The third week of August marked the start of the 2015 harvest for California’s raisin grape growers.
“Just about everyone around here started picking grapes then,” says Dennis Wilt, D&J Farms, Biola, Calif. “That’s two weeks earlier than usual. It looks to be a nice crop, not a bumper crop but average size or better.”
The early harvest is in line with the crop’s rate of growth throughout the season. That includes flowering when Wilt applied his bloom spray of gibberellic acid – to improve grape maturity and raisin grades by thinning berries and increasing berry size – and fungicide about two weeks ahead of his typical timing.
He grows 200 acres of raisin grapes, mostly Thompson Seedless plus some Zante currants, and uses various methods of harvesting them.
After cutting the canes on his 50 acres of dried-on-the-vine grapes on August, he’ll wait about seven to eight weeks for them to dry down to the desired moisture level of 11 to 12 percent before he harvests them by machine.
Meanwhile, Wilt began hand-picking the 50 acres of grapes he dries on individual trays on August 23. The next day he started cutting the canes on the 100 acres of grapes which he’ll harvest 10 to 14 days later by machine and lay on continuous drying trays
He likes to pick his tray-dried Thompson Seedless grapes with sugar levels in the range of 21º to 23º Brix. However, he starts his DOV harvest when the grapes reach 18º to 20º Brix. “When I cut the canes when these grapes have 2 percent to 3 percent less sugar than my hand- or machine-picked grapes, I end up with about 10 percent B and better grades on my raisins,” Wilt says. “I don’t know why. It just happens.”
Wilt doesn’t foresee any problems getting the labor needed to complete this year’s raisin grape harvest. “Because it started so early, crews should be able to get around to everyone in a timely manner,” he says.

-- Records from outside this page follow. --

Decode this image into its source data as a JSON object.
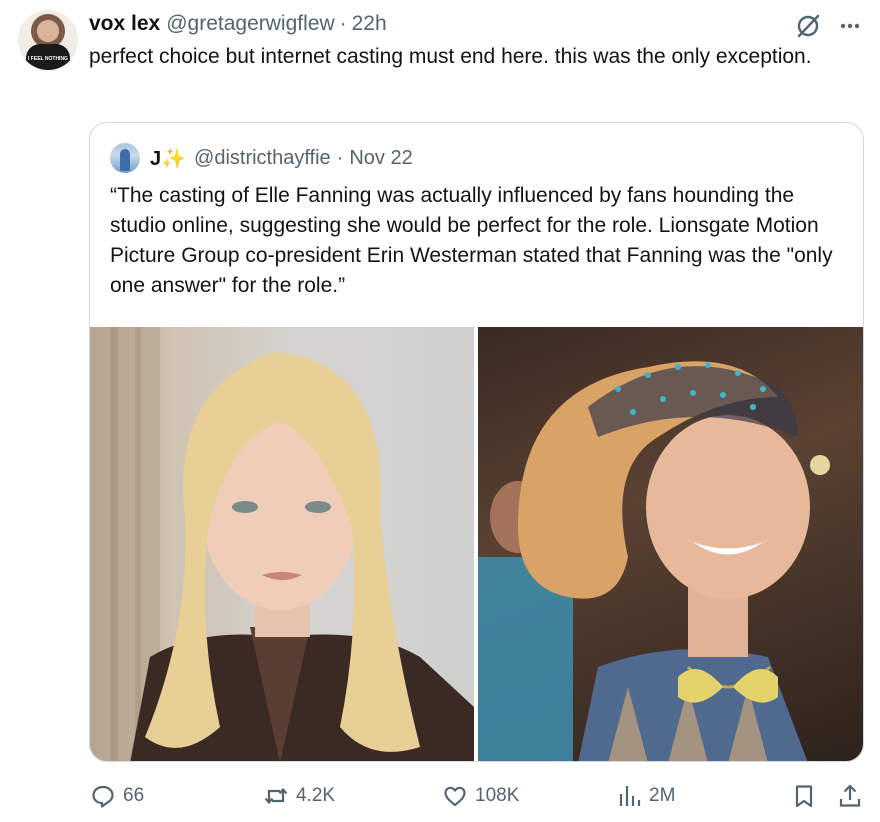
{
  "tweet": {
    "author_name": "vox lex",
    "author_handle": "@gretagerwigflew",
    "separator": "·",
    "time": "22h",
    "text": "perfect choice but internet casting must end here. this was the only exception.",
    "avatar_shirt_text": "I FEEL NOTHING"
  },
  "quote": {
    "author_name": "J✨",
    "author_handle": "@districthayffie",
    "separator": "·",
    "date": "Nov 22",
    "text": "“The casting of Elle Fanning was actually influenced by fans hounding the studio online, suggesting she would be perfect for the role. Lionsgate Motion Picture Group co-president Erin Westerman stated that Fanning was the \"only one answer\" for the role.”",
    "images": [
      {
        "subject": "portrait-blonde-woman"
      },
      {
        "subject": "smiling-woman-in-costume"
      }
    ]
  },
  "actions": {
    "replies": "66",
    "reposts": "4.2K",
    "likes": "108K",
    "views": "2M"
  },
  "icons": {
    "grok": "grok-icon",
    "more": "more-icon",
    "reply": "reply-icon",
    "repost": "repost-icon",
    "like": "heart-icon",
    "views": "views-icon",
    "bookmark": "bookmark-icon",
    "share": "share-icon"
  },
  "colors": {
    "text": "#0f1419",
    "muted": "#536471",
    "border": "#cfd9de"
  }
}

This year’s crop has also been favored by the lack of any extended spells of really hot weather. “We only had a day or two when the temperature rose to around 108 to 110 degrees,” he says. “The latest forecast predicts temperatures no higher than about 85 to the low 90s through September. So, we shouldn’t have any excessive heat through harvest.”
If all goes well, Wilt expects to have his tray dried raisins safely inside bins by Sept. 20. In some years, that date can be significant. It’s the deadline when grapes must be picked and laid on drying trays to qualify for any rain insurance benefits.
While harvest prospects look bright, the water situation remains bleak. Except for one delivery of surface water in late June and early July, growers in his irrigation district have relied on groundwater to irrigate their fields.
“The water table is dropping relatively fast because everyone is using well water this year,” Wilt says. “It’s not a pretty picture.”
Three years ago his water table stood 40 to 45 feet below the surface. It’s since declined to a depth of around 80 to 85 feet. Earlier this year, a well on some rented land had to be deepened to 200 feet. That was when the bowls began sucking air just three months after they had been lowered from 70 feet to 85 feet.
“It’s about a one-year wait around here to get a well drilled,” he says.
The quality of the water he’s pumping from the ground is another concern. He’s starting to pick up levels of boron and salts that he hasn’t seen before.
Except for one field which he sprayed to treat for mites and another to control leafhoppers in late June, insect pressure in his vineyards has been light this year, he adds.
“If it wasn’t for the drought concerns, this has been a decent season for growing grapes in terms of weather, insect and disease threats,” Wilt says. “It takes a lot more time and planning when you’re irrigating just 10 acres a day using well water than when I could irrigate 30 to 40 acres in a day with district water.”